Data to process —
*** Begin section ***

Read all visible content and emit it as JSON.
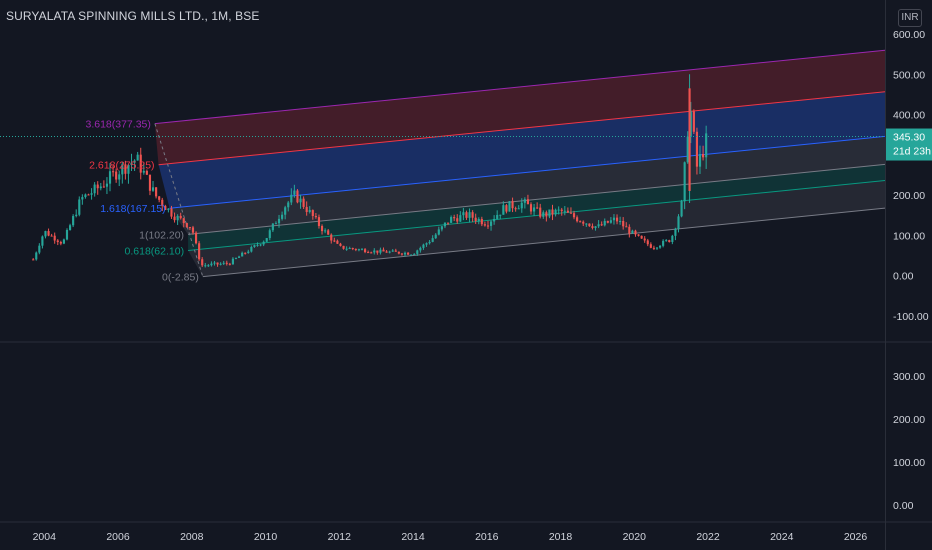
{
  "header": {
    "symbol_title": "SURYALATA SPINNING MILLS LTD., 1M, BSE",
    "currency": "INR"
  },
  "colors": {
    "background": "#131722",
    "axis_text": "#d1d4dc",
    "up_candle": "#26a69a",
    "down_candle": "#ef5350",
    "last_price_label": "#26a69a",
    "fib_3618": "#9c27b0",
    "fib_2618": "#f23645",
    "fib_1618": "#2962ff",
    "fib_1": "#787b86",
    "fib_0618": "#089981",
    "fib_0": "#787b86"
  },
  "price_axis": {
    "main_ticks": [
      "600.00",
      "500.00",
      "400.00",
      "300.00",
      "200.00",
      "100.00",
      "0.00",
      "-100.00"
    ],
    "lower_ticks": [
      "300.00",
      "200.00",
      "100.00",
      "0.00"
    ]
  },
  "time_axis": {
    "ticks": [
      "2004",
      "2006",
      "2008",
      "2010",
      "2012",
      "2014",
      "2016",
      "2018",
      "2020",
      "2022",
      "2024",
      "2026"
    ]
  },
  "last_price": {
    "value": "345.30",
    "countdown": "21d 23h"
  },
  "fib_levels": [
    {
      "label": "3.618(377.35)",
      "ratio": 3.618,
      "price": 377.35
    },
    {
      "label": "2.618(275.25)",
      "ratio": 2.618,
      "price": 275.25
    },
    {
      "label": "1.618(167.15)",
      "ratio": 1.618,
      "price": 167.15
    },
    {
      "label": "1(102.20)",
      "ratio": 1,
      "price": 102.2
    },
    {
      "label": "0.618(62.10)",
      "ratio": 0.618,
      "price": 62.1
    },
    {
      "label": "0(-2.85)",
      "ratio": 0,
      "price": -2.85
    }
  ],
  "chart_data": {
    "type": "candlestick",
    "interval": "1M",
    "y_range": [
      -170,
      650
    ],
    "x_range": [
      2002.8,
      2026.8
    ],
    "anchors": [
      {
        "year": 2003.7,
        "price": 40
      },
      {
        "year": 2004.0,
        "price": 110
      },
      {
        "year": 2004.5,
        "price": 80
      },
      {
        "year": 2005.0,
        "price": 190
      },
      {
        "year": 2005.5,
        "price": 220
      },
      {
        "year": 2006.0,
        "price": 260
      },
      {
        "year": 2006.5,
        "price": 290
      },
      {
        "year": 2007.0,
        "price": 200
      },
      {
        "year": 2007.5,
        "price": 150
      },
      {
        "year": 2008.0,
        "price": 120
      },
      {
        "year": 2008.25,
        "price": 25
      },
      {
        "year": 2009.0,
        "price": 30
      },
      {
        "year": 2009.5,
        "price": 60
      },
      {
        "year": 2010.0,
        "price": 90
      },
      {
        "year": 2010.5,
        "price": 170
      },
      {
        "year": 2010.8,
        "price": 200
      },
      {
        "year": 2011.0,
        "price": 180
      },
      {
        "year": 2011.5,
        "price": 120
      },
      {
        "year": 2012.0,
        "price": 70
      },
      {
        "year": 2013.0,
        "price": 60
      },
      {
        "year": 2014.0,
        "price": 55
      },
      {
        "year": 2014.5,
        "price": 90
      },
      {
        "year": 2015.0,
        "price": 140
      },
      {
        "year": 2015.5,
        "price": 150
      },
      {
        "year": 2016.0,
        "price": 130
      },
      {
        "year": 2016.5,
        "price": 170
      },
      {
        "year": 2017.0,
        "price": 180
      },
      {
        "year": 2017.5,
        "price": 150
      },
      {
        "year": 2018.0,
        "price": 160
      },
      {
        "year": 2018.5,
        "price": 140
      },
      {
        "year": 2019.0,
        "price": 120
      },
      {
        "year": 2019.5,
        "price": 140
      },
      {
        "year": 2020.0,
        "price": 100
      },
      {
        "year": 2020.5,
        "price": 70
      },
      {
        "year": 2021.0,
        "price": 90
      },
      {
        "year": 2021.3,
        "price": 180
      },
      {
        "year": 2021.5,
        "price": 430
      },
      {
        "year": 2021.7,
        "price": 270
      },
      {
        "year": 2022.0,
        "price": 345
      }
    ],
    "volume_pane": {
      "y_range": [
        -60,
        370
      ]
    }
  }
}
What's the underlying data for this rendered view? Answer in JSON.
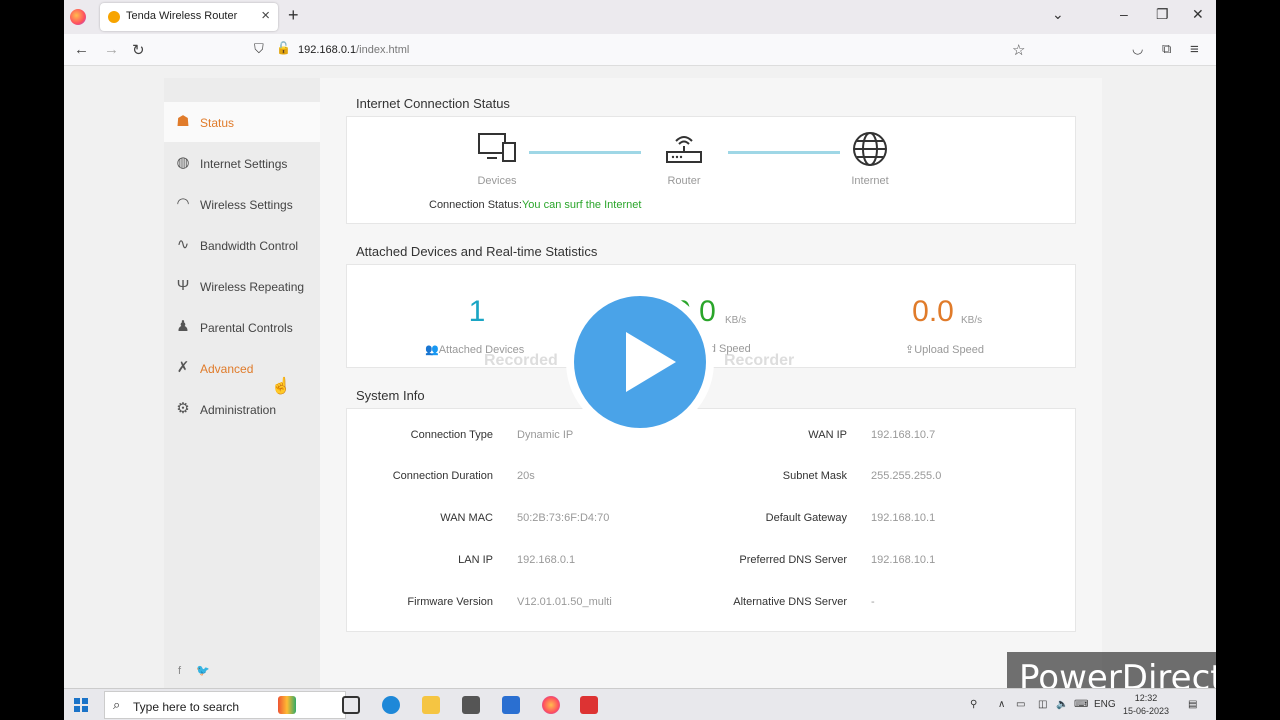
{
  "browser": {
    "tab_title": "Tenda Wireless Router",
    "url_host": "192.168.0.1",
    "url_path": "/index.html"
  },
  "sidebar": {
    "items": [
      {
        "label": "Status",
        "icon": "status-icon"
      },
      {
        "label": "Internet Settings",
        "icon": "globe-icon"
      },
      {
        "label": "Wireless Settings",
        "icon": "wifi-icon"
      },
      {
        "label": "Bandwidth Control",
        "icon": "bandwidth-icon"
      },
      {
        "label": "Wireless Repeating",
        "icon": "antenna-icon"
      },
      {
        "label": "Parental Controls",
        "icon": "parental-icon"
      },
      {
        "label": "Advanced",
        "icon": "tools-icon"
      },
      {
        "label": "Administration",
        "icon": "gears-icon"
      }
    ],
    "social": "f 🐦"
  },
  "internet_status": {
    "title": "Internet Connection Status",
    "devices_label": "Devices",
    "router_label": "Router",
    "internet_label": "Internet",
    "status_prefix": "Connection Status:",
    "status_value": "You can surf the Internet"
  },
  "stats": {
    "title": "Attached Devices and Real-time Statistics",
    "attached_count": "1",
    "attached_label": "Attached Devices",
    "download_value": "0.0",
    "download_unit": "KB/s",
    "download_label": "Download Speed",
    "upload_value": "0.0",
    "upload_unit": "KB/s",
    "upload_label": "Upload Speed"
  },
  "system_info": {
    "title": "System Info",
    "left": [
      {
        "label": "Connection Type",
        "value": "Dynamic IP"
      },
      {
        "label": "Connection Duration",
        "value": "20s"
      },
      {
        "label": "WAN MAC",
        "value": "50:2B:73:6F:D4:70"
      },
      {
        "label": "LAN IP",
        "value": "192.168.0.1"
      },
      {
        "label": "Firmware Version",
        "value": "V12.01.01.50_multi"
      }
    ],
    "right": [
      {
        "label": "WAN IP",
        "value": "192.168.10.7"
      },
      {
        "label": "Subnet Mask",
        "value": "255.255.255.0"
      },
      {
        "label": "Default Gateway",
        "value": "192.168.10.1"
      },
      {
        "label": "Preferred DNS Server",
        "value": "192.168.10.1"
      },
      {
        "label": "Alternative DNS Server",
        "value": "-"
      }
    ]
  },
  "overlay": {
    "watermark_left": "Recorded",
    "watermark_right": "Recorder",
    "brand": "PowerDirector"
  },
  "taskbar": {
    "search_placeholder": "Type here to search",
    "language": "ENG",
    "time": "12:32",
    "date": "15-06-2023"
  },
  "colors": {
    "accent": "#e07b2a",
    "ok_green": "#2aa52a",
    "count_teal": "#1aa5c4",
    "download_green": "#2aa52a",
    "upload_orange": "#e07b2a"
  }
}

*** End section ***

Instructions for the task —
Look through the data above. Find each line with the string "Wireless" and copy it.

Written response —
    "tab_title": "Tenda Wireless Router",
        "label": "Wireless Settings",
        "label": "Wireless Repeating",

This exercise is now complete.